  10. The grade school my kids attended had a “Publishing House.” I was lucky enough to become one of the volunteers. The younger kids would be amazed when I told them they could make up stories that didn’t have to be true. They would ask, “you mean like a lie?” I would tell them, no it was just letting their imagination have fun. I would carefully write down the words they said and they would illustrate their stories. I loved doing this and the kids loved their laminated and bound books.

  11. Lovely post, Jennie. I used to read to my children like that, bringing the story to life for them. I loved watching their faces change expression as the story progressed.

  12. So true! Especially about learning words and listening carefully to children. I have to admit I cringe a bit when caregivers are on their phones while pushing a baby carriage. No matter how young, children need to hear words, spoken to them, in order to connect with others.

  13. I totally love that you used the word validate. That is something I’ve been trying to do so much more with my own children and students. Allowing them to express their feelings, not correct or try to ‘fix’ those feelings and simply just…be 🙂 Love all your posts Jennie!

  14. What a phenomenal and innovative teacher you are! I have never heard of any elementary grade school teacher doing the kinds of hands on, integrated, exercises you do. You put everything the child learns into action. It had been awhile since I was on your blog, and I am sure happy I visited!

    Happy Holidays from Paulette Motzko!

Leave a Reply

Fill in your details below or click an icon to log in:

WordPress.com Logo

You are commenting using your WordPress.com account. Log Out / Change )

Twitter picture

You are commenting using your Twitter account. Log Out / Change )

Facebook photo

You are commenting using your Facebook account.
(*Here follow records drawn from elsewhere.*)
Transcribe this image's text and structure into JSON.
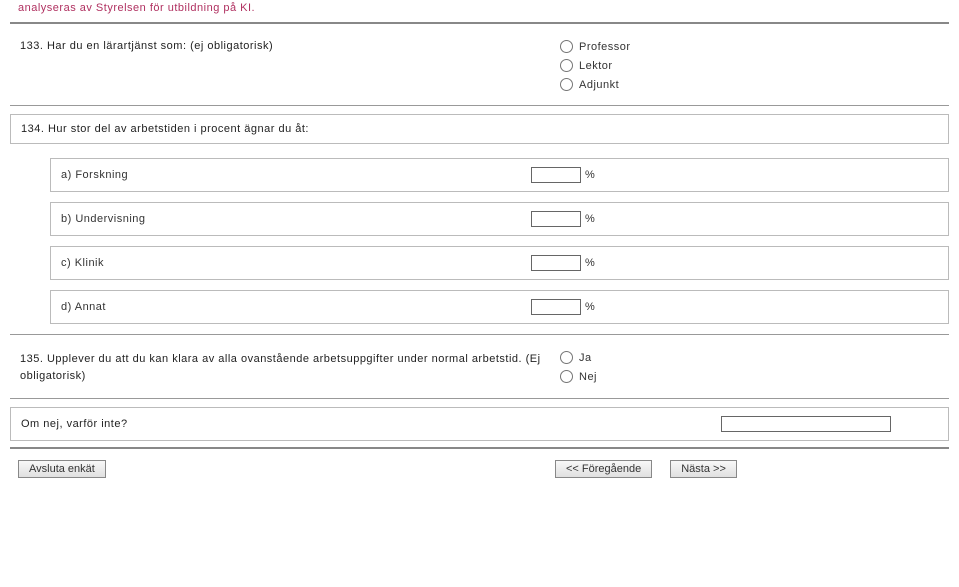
{
  "truncated_header": "analyseras av Styrelsen för utbildning på KI.",
  "q133": {
    "label": "133. Har du en lärartjänst som: (ej obligatorisk)",
    "options": [
      "Professor",
      "Lektor",
      "Adjunkt"
    ]
  },
  "q134": {
    "label": "134. Hur stor del av arbetstiden i procent ägnar du åt:",
    "items": [
      {
        "label": "a) Forskning",
        "unit": "%"
      },
      {
        "label": "b) Undervisning",
        "unit": "%"
      },
      {
        "label": "c) Klinik",
        "unit": "%"
      },
      {
        "label": "d) Annat",
        "unit": "%"
      }
    ]
  },
  "q135": {
    "label": "135. Upplever du att du kan klara av alla ovanstående arbetsuppgifter under normal arbetstid. (Ej obligatorisk)",
    "options": [
      "Ja",
      "Nej"
    ]
  },
  "q_followup": {
    "label": "Om nej, varför inte?"
  },
  "footer": {
    "end": "Avsluta enkät",
    "prev": "<< Föregående",
    "next": "Nästa >>"
  }
}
Log Out / Change )

Google+ photo

You are commenting using your Google+ account. Log Out / Change )

Connecting to %s